Okay, so now let's move a small black hole Y into this region, give the tidal forces time to spin it up (it can't stretch), and then move Y away again (at this point, we're firmly in the realm of science fiction, but there's no physics being violated, just engineering).
Once we've spun Y up, it now evaporates faster due to the Penrose process. Rinse and repeat. Or leave Y there to evaporate. Whichever you prefer.
Let me be the first to point out that "in practice" (whatever that means in this realm) the increased radiation is vastly dwarfed by the energy that we put in which gets sucked into Y and makes it heavier. And my guess - but it's only a guess - is that you can't actually win here, even in theory. Some higher principle probably says that you have to make Y heavier by more than you gain from the spinning. But I've never seen such a principle. Basically, the aim is to make Y evaporate faster at the expense of X evaporating slower.
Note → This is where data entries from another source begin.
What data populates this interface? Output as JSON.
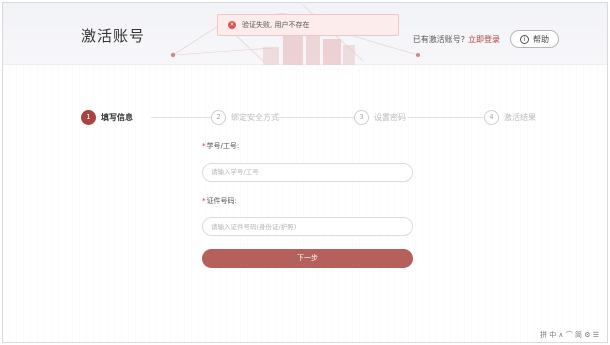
{
  "header": {
    "title": "激活账号",
    "have_account_text": "已有激活账号?",
    "login_link": "立即登录",
    "help_label": "帮助",
    "help_icon": "i"
  },
  "toast": {
    "icon": "×",
    "message": "验证失败, 用户不存在"
  },
  "steps": [
    {
      "num": "1",
      "label": "填写信息",
      "active": true
    },
    {
      "num": "2",
      "label": "绑定安全方式",
      "active": false
    },
    {
      "num": "3",
      "label": "设置密码",
      "active": false
    },
    {
      "num": "4",
      "label": "激活结果",
      "active": false
    }
  ],
  "form": {
    "student_id": {
      "required": "*",
      "label": "学号/工号:",
      "placeholder": "请输入学号/工号"
    },
    "id_number": {
      "required": "*",
      "label": "证件号码:",
      "placeholder": "请输入证件号码(身份证/护照)"
    },
    "next_label": "下一步"
  },
  "tray": {
    "text": "拼 中 ∧ ⌒ 简 ⚙ ☰"
  },
  "colors": {
    "accent": "#a8433e",
    "button": "#b5605a",
    "error": "#e05050"
  }
}
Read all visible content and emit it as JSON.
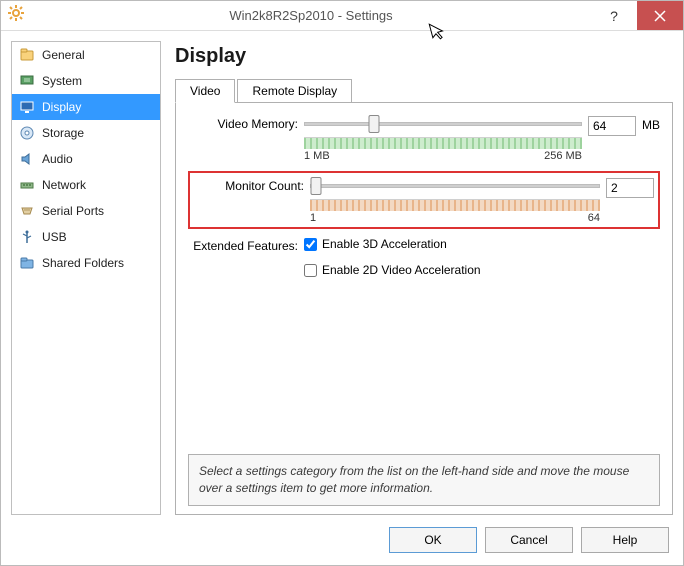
{
  "window": {
    "title": "Win2k8R2Sp2010 - Settings"
  },
  "sidebar": {
    "items": [
      {
        "label": "General"
      },
      {
        "label": "System"
      },
      {
        "label": "Display"
      },
      {
        "label": "Storage"
      },
      {
        "label": "Audio"
      },
      {
        "label": "Network"
      },
      {
        "label": "Serial Ports"
      },
      {
        "label": "USB"
      },
      {
        "label": "Shared Folders"
      }
    ]
  },
  "page": {
    "title": "Display",
    "tabs": {
      "video": "Video",
      "remote": "Remote Display"
    }
  },
  "video": {
    "memory_label": "Video Memory:",
    "memory_value": "64",
    "memory_unit": "MB",
    "memory_min": "1 MB",
    "memory_max": "256 MB",
    "monitor_label": "Monitor Count:",
    "monitor_value": "2",
    "monitor_min": "1",
    "monitor_max": "64",
    "features_label": "Extended Features:",
    "enable3d_label": "Enable 3D Acceleration",
    "enable3d_checked": true,
    "enable2d_label": "Enable 2D Video Acceleration",
    "enable2d_checked": false
  },
  "hint": "Select a settings category from the list on the left-hand side and move the mouse over a settings item to get more information.",
  "buttons": {
    "ok": "OK",
    "cancel": "Cancel",
    "help": "Help"
  }
}
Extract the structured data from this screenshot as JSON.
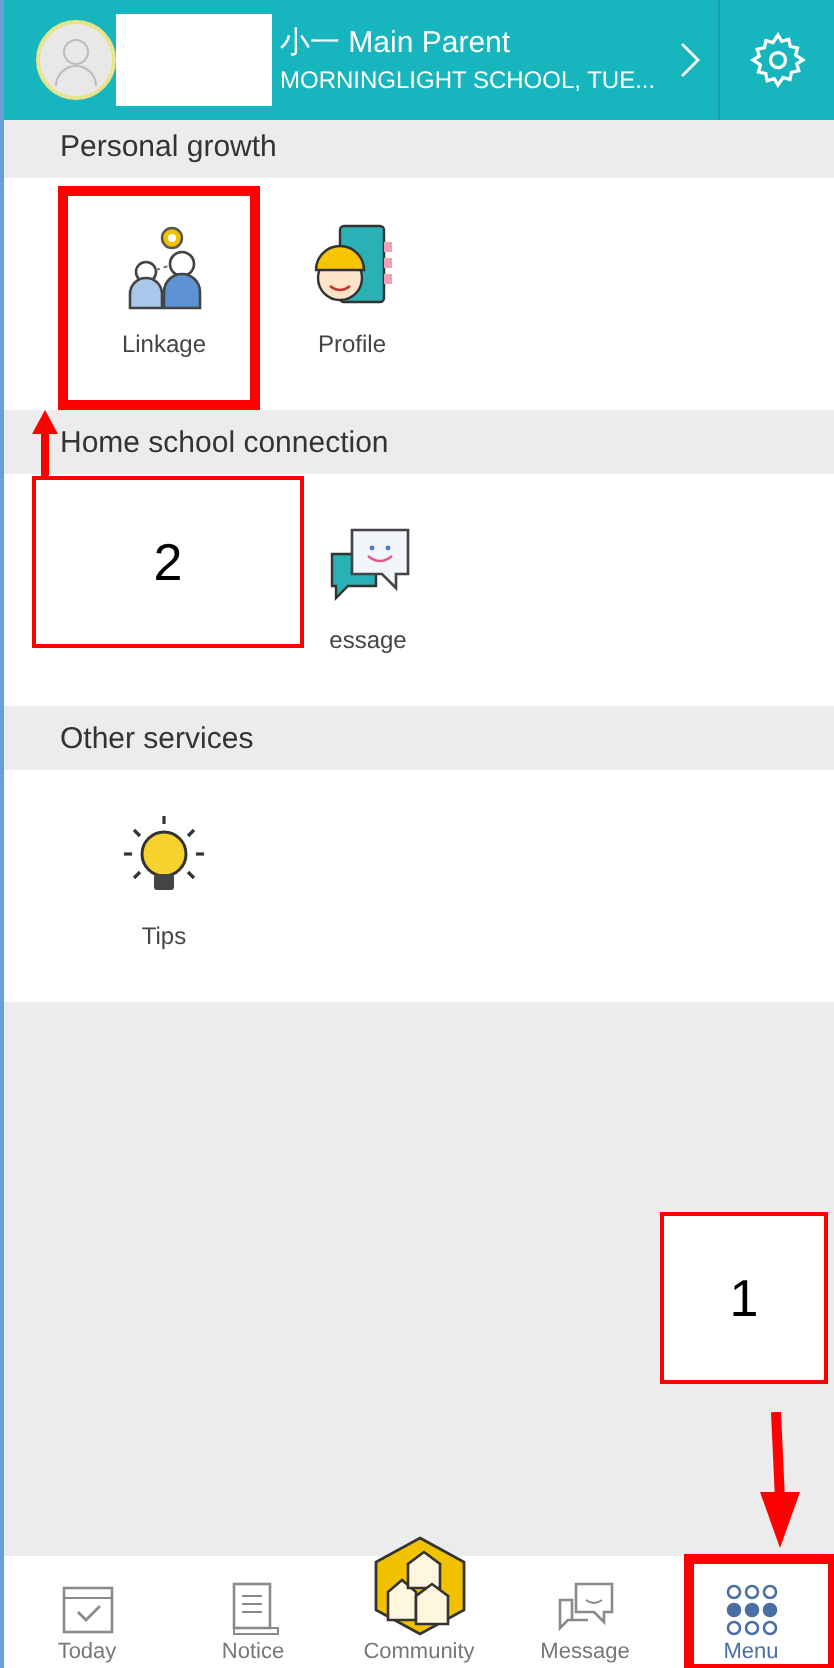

Obviously entropy must increase, and that's the sum of the areas of the event horizons of X and Y combined, but so long as X gets bigger, I don't know of a fundamental principle which says that Y can't get smaller.
Please, someone disprove this nonsense :)
Edit: Maybe the extra spinning energy of Y makes it heavier by more than the amount that it loses through the Penrose process?